_YOUR INSTRUCTIONS_.
In the data below, how many lines contain the string "graph"? Reply with the number only.

(Excerpts from a dataset)

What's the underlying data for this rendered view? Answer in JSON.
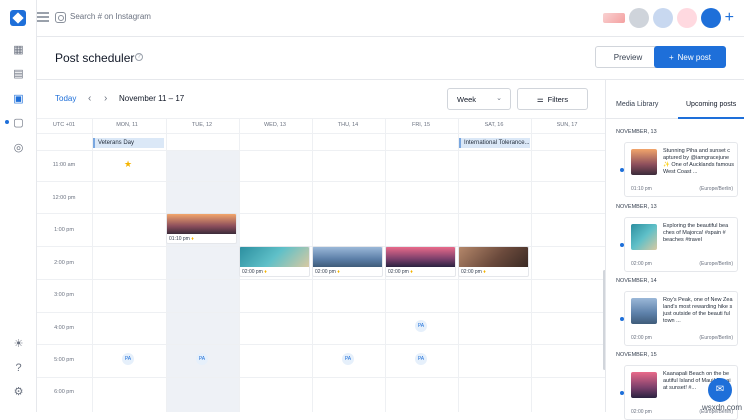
{
  "app": {
    "search_placeholder": "Search # on Instagram"
  },
  "header": {
    "title": "Post scheduler",
    "preview_label": "Preview",
    "new_post_label": "New post"
  },
  "toolbar": {
    "today_label": "Today",
    "range_label": "November 11 – 17",
    "view_select": "Week",
    "filters_label": "Filters"
  },
  "calendar": {
    "timezone_label": "UTC +01",
    "days": [
      "MON, 11",
      "TUE, 12",
      "WED, 13",
      "THU, 14",
      "FRI, 15",
      "SAT, 16",
      "SUN, 17"
    ],
    "times": [
      "11:00 am",
      "12:00 pm",
      "1:00 pm",
      "2:00 pm",
      "3:00 pm",
      "4:00 pm",
      "5:00 pm",
      "6:00 pm"
    ],
    "holidays": [
      "Veterans Day",
      "International Tolerance..."
    ],
    "posts": [
      {
        "time": "01:10 pm"
      },
      {
        "time": "02:00 pm"
      },
      {
        "time": "02:00 pm"
      },
      {
        "time": "02:00 pm"
      },
      {
        "time": "02:00 pm"
      }
    ],
    "pa_badge": "PA"
  },
  "right_panel": {
    "tabs": [
      "Media Library",
      "Upcoming posts"
    ],
    "groups": [
      {
        "day": "NOVEMBER, 13",
        "caption": "Stunning Piha and sunset c aptured by @iamgracejune ✨ One of Aucklands famous West Coast ...",
        "time": "01:10 pm",
        "tz": "(Europe/Berlin)"
      },
      {
        "day": "NOVEMBER, 13",
        "caption": "Exploring the beautiful bea ches of Majorca! #spain # beaches #travel",
        "time": "02:00 pm",
        "tz": "(Europe/Berlin)"
      },
      {
        "day": "NOVEMBER, 14",
        "caption": "Roy's Peak, one of New Zea land's most rewarding hike s just outside of the beauti ful town ...",
        "time": "02:00 pm",
        "tz": "(Europe/Berlin)"
      },
      {
        "day": "NOVEMBER, 15",
        "caption": "Kaanapali Beach on the be autiful Island of Maui! Fre ai at sunset! #...",
        "time": "02:00 pm",
        "tz": "(Europe/Berlin)"
      }
    ]
  },
  "watermark": "wsxdn.com",
  "colors": {
    "accent": "#1e6fd9",
    "holiday_bg": "#dbe8f7",
    "star": "#f5b400"
  }
}
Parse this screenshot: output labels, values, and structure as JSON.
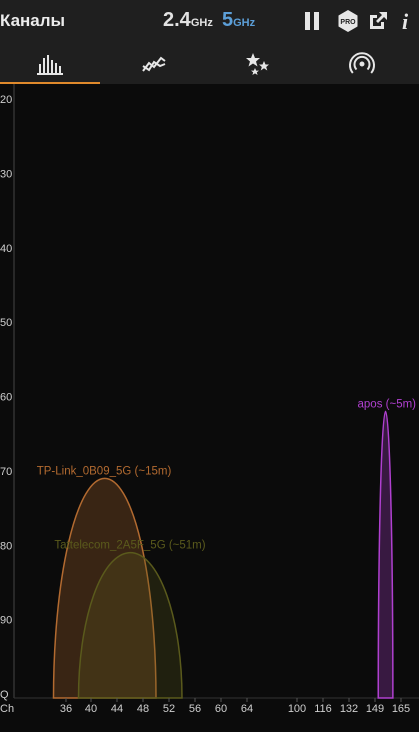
{
  "header": {
    "title": "Каналы",
    "band_24": {
      "value": "2.4",
      "unit": "GHz"
    },
    "band_5": {
      "value": "5",
      "unit": "GHz"
    },
    "icons": [
      "pause-icon",
      "pro-badge-icon",
      "share-icon",
      "info-icon"
    ],
    "pro_label": "PRO",
    "info_label": "i"
  },
  "tabs": [
    {
      "name": "channel-graph",
      "icon": "bar-chart-icon",
      "active": true
    },
    {
      "name": "time-graph",
      "icon": "line-graph-icon",
      "active": false
    },
    {
      "name": "channel-rating",
      "icon": "stars-icon",
      "active": false
    },
    {
      "name": "access-points",
      "icon": "wifi-signal-icon",
      "active": false
    }
  ],
  "colors": {
    "accent": "#e08a2c",
    "blue": "#5c9fd8",
    "tplink": "#b26a30",
    "tattelecom": "#5a5a1c",
    "apos": "#b040d0"
  },
  "chart_data": {
    "type": "area",
    "y_ticks": [
      "20",
      "30",
      "40",
      "50",
      "60",
      "70",
      "80",
      "90",
      "Q"
    ],
    "ylim": [
      -100,
      -20
    ],
    "x_axis_label": "Ch",
    "x_ticks": [
      36,
      40,
      44,
      48,
      52,
      56,
      60,
      64,
      100,
      116,
      132,
      149,
      165
    ],
    "networks": [
      {
        "name": "TP-Link_0B09_5G (~15m)",
        "center_channel": 42,
        "channel_span": [
          34,
          50
        ],
        "signal_dbm": -71,
        "color": "#b26a30"
      },
      {
        "name": "Tattelecom_2A5F_5G (~51m)",
        "center_channel": 46,
        "channel_span": [
          38,
          54
        ],
        "signal_dbm": -81,
        "color": "#5a5a1c"
      },
      {
        "name": "apos (~5m)",
        "center_channel": 155,
        "channel_span": [
          151,
          160
        ],
        "signal_dbm": -62,
        "color": "#b040d0"
      }
    ]
  }
}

_ANSWER FOR THIS EXERCISE_.
3